Objectives: We previously reported our initial experience of patients with suspected advanced ovarian cancer and moderate to large pleural effusions who underwent video-assessed thoracic surgery (VATS) before planned abdominal exploration. The objective of this study was to report the surgical findings and management of patients who underwent VATS in an update of our experience. Methods: We performed a retrospective review of all patients with suspected advanced ovarian cancer and moderate to large pleural effusions who underwent VATS for assessment of extent of intrathoracic disease at our institution between 6/01 and 8/05. Results: Twenty-three patients with a median age of 61 years (range, 36-79) were identified. VATS was performed for right-sided effusions in 17 patients (74%), and a median of 1350 ml (400-3700 ml) of pleural fluid was drained. VATS demonstrated macroscopic disease in 15 (65%) patients, with nodules > 1 cm in 11/15 (73%), and nodules < 1 cm in 4/15 (27%). Macroscopic intrathoracic disease was found in 4/10 (40%) patients with negative cytology. Intrathoracic cytoreduction was performed in 3/11 patients (27%) with intrathoracic disease > 1 cm. After VATS, 12/23 patients (52%) underwent primary surgical management, with cytoreduction to ≤ 1 cm achieved in 11/12 patients (92%). The other eleven patients received primary chemotherapy after undergoing diagnostic laparoscopy alone (4/11) or no further abdominal exploration (7/11). Nine of these patients proceeded to interval cytoreduction, while 2 had pathology demonstrating upper gastrointestinal and lymphoma primaries at the time of VATS. Final diagnosis of primary site of disease included: ovary, 14 (61%); endometrial, 2 (9%); dual ovarian/endometrial primaries, 1 (4%); fallopian tube, 1 (4%); primary peritoneal, 1 (4%); other, 4 (17%). Overall, findings at VATS altered primary surgical management in 11/23 (48%) patients. Conclusions: Sixty-five percent of patients with suspected advanced ovarian cancer and moderate to large pleural effusions had gross intrathoracic disease identified at VATS, with the majority (11/15, 73%) having disease > 1 cm in diameter. Use of VATS allows for assessment of intrathoracic disease and may help identify candidates for primary cytoreductive surgery and possible intrathoracic cytoreduction versus neoadjuvant chemotherapy.

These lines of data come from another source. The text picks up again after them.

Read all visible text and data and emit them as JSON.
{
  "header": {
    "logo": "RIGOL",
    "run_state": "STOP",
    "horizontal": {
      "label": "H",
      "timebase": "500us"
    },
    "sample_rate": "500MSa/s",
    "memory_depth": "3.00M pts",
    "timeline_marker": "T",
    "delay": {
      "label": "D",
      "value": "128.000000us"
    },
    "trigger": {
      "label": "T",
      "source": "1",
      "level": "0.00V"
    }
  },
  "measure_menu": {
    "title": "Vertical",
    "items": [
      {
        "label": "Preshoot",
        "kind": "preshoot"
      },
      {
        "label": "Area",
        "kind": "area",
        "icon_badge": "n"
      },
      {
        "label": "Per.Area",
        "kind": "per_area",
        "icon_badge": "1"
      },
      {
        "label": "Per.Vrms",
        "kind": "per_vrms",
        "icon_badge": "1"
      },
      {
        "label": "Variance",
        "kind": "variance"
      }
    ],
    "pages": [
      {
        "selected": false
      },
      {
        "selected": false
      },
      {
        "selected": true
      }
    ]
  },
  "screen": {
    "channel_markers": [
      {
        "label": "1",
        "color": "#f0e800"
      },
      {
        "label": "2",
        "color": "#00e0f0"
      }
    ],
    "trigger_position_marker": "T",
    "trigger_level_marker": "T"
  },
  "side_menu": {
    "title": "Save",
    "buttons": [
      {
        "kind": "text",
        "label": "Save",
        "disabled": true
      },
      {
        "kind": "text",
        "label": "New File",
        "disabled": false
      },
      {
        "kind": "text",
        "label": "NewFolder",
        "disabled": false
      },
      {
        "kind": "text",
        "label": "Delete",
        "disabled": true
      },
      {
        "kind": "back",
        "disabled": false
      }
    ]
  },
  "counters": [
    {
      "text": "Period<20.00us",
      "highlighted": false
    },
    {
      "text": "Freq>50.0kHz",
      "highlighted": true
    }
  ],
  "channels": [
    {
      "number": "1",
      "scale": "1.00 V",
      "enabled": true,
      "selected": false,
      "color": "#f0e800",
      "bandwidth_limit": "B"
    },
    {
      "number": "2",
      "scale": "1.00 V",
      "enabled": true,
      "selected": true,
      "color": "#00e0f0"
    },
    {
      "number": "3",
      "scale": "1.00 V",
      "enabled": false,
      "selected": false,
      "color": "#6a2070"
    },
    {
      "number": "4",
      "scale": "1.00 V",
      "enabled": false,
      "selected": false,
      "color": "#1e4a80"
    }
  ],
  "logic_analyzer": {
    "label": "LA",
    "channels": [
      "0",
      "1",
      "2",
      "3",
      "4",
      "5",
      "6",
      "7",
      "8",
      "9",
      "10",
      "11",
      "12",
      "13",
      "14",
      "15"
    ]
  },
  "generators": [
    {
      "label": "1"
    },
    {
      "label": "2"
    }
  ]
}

- Advanced ovarian cancer
- Pleural effusion
- Video-assisted thoracic surgery